I'm not pretending to know where this is going. There are trillion variables and maybe people like Jeff Jarvis and Clay Shirky, who say charging for content will never work, are right. I'm not saying this for my own good, either. I've got a rough idea of how many readers we have and $1 a month from each of them wouldn't even begin to supplant my income, let alone our other contributors. I just think more people who have things that people value should jettison the free spirit of the internet.

Once upon a time there was Napster. Now there is iTunes. They found a way to bridge the gap between Wall Street and the Wild West, and on most levels, it works. There are ways to tame the internet, smart people just have to want to do it.


  1. Hungover Musings is dead on. I mused on this post for the past four hours. With the mass basketball overload, phone calls and texts, I just had the reading level of a 5 year old.

  2. I forgot to mention I had a few punch me in the face beverages last evening and when I say few I mean my day is starting right about now.

  3. Great points here. You really touch on a lot of stuff I often think about but don't really have platform to share my opinions (my blog isn't really suitable for these interesting social topics).

    This is great stuff and you have developed a really good sports blog.

  4. So you don't have "Confessions of a She-Fan" on your bookshelf? I'm wounded! We must fix this!

  5. Are you offering me a promotional copy, Jane?!?! That is too kind :)

    I think I could make an exception for you.

    For everyone else:

  6. As long as fiction, vacations, beaches and airplanes exist, books will exist. Although I live by technology, I hate it and will never read David Baldacci via a Kindle while relaxing on the beach.

    Re Advertising: The commercials for the NCAA tournament make me not want to watch the games. I am extremely fucking sick of the Buffalo Wild Wings commercial (Who the fuck in their right mind wants a game to go into overtime), the Axe commercial (With sweat spraying out of the guy's arm), Applebee's commercial (they say to bring only $20 and you can get an app and 2 entrees--must be great food! Also, apparently they don't want you to have a drink with your meal or to tip your waitress), the Nextel Blackberry commercial (Callahan, anybody?). Unfortunately, I think it is almost impossible to watch the tourney on DVR.

    If you look at my bookshelf, you would find out that I am a baseball loving Mick who used to want to be in the IRA, my idol is Al Capone, and I know a lot about tax law and the architecture of Frank Lloyd Wright...

    HowFreshEats is a dope new site.

  7. Commercials = hell. Thank god for XM/SIRI.

    Nice work, Jay

  8. Jay - your best stuff comes when you're hungover. Keep pounding that liver. (BTW, I actually looked through your bookshelf last Friday morning while you were at work. I also perused your undies drawer..

  9. Agreed Joe. There are some things I will never read on the internet.

    While the web is obviously replacing newspapers, I really can't see it doing the same for most literature. There is something much more special and intimate about reading "Clemente" by David Maraniss than simply reading his bio on Wikipedia.

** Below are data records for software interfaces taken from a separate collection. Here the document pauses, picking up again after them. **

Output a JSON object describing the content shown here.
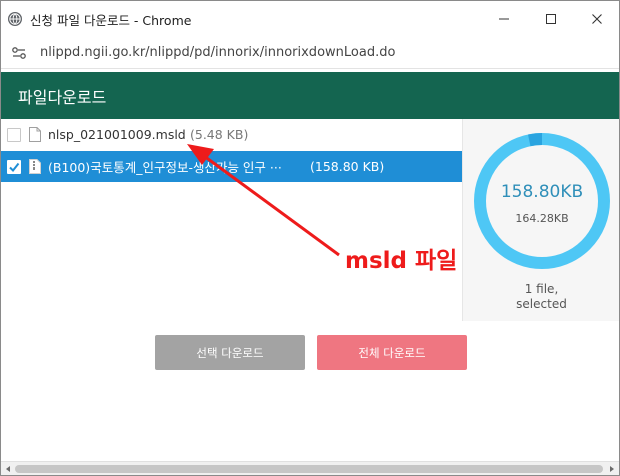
{
  "window": {
    "title": "신청 파일 다운로드 - Chrome",
    "app_icon": "chrome-globe-icon",
    "controls": [
      "minimize-icon",
      "maximize-icon",
      "close-icon"
    ]
  },
  "urlbar": {
    "site_icon": "site-settings-icon",
    "url": "nlippd.ngii.go.kr/nlippd/pd/innorix/innorixdownLoad.do"
  },
  "header": {
    "title": "파일다운로드"
  },
  "files": [
    {
      "name": "nlsp_021001009.msld",
      "size": "(5.48 KB)",
      "checked": false,
      "selected": false
    },
    {
      "name": "(B100)국토통계_인구정보-생산가능 인구 ···",
      "size": "(158.80 KB)",
      "checked": true,
      "selected": true
    }
  ],
  "summary": {
    "total": "158.80KB",
    "partial": "164.28KB",
    "caption_line1": "1 file,",
    "caption_line2": "selected",
    "fill_fraction": 0.967
  },
  "buttons": {
    "select_download": "선택 다운로드",
    "all_download": "전체 다운로드"
  },
  "annotation": {
    "text": "msld 파일"
  },
  "colors": {
    "header_bg": "#146550",
    "selected_row": "#1f8ed6",
    "donut_ring": "#4ec7f5",
    "donut_small_segment": "#2aa4e0",
    "select_button": "#a3a3a3",
    "all_button": "#ef7681",
    "annotation": "#ee1b1b"
  }
}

  10. It is truly an honor to be in the Fack Youk virtual library. I didn't come prepared with a speech, but thank you.

    Joe- good looks.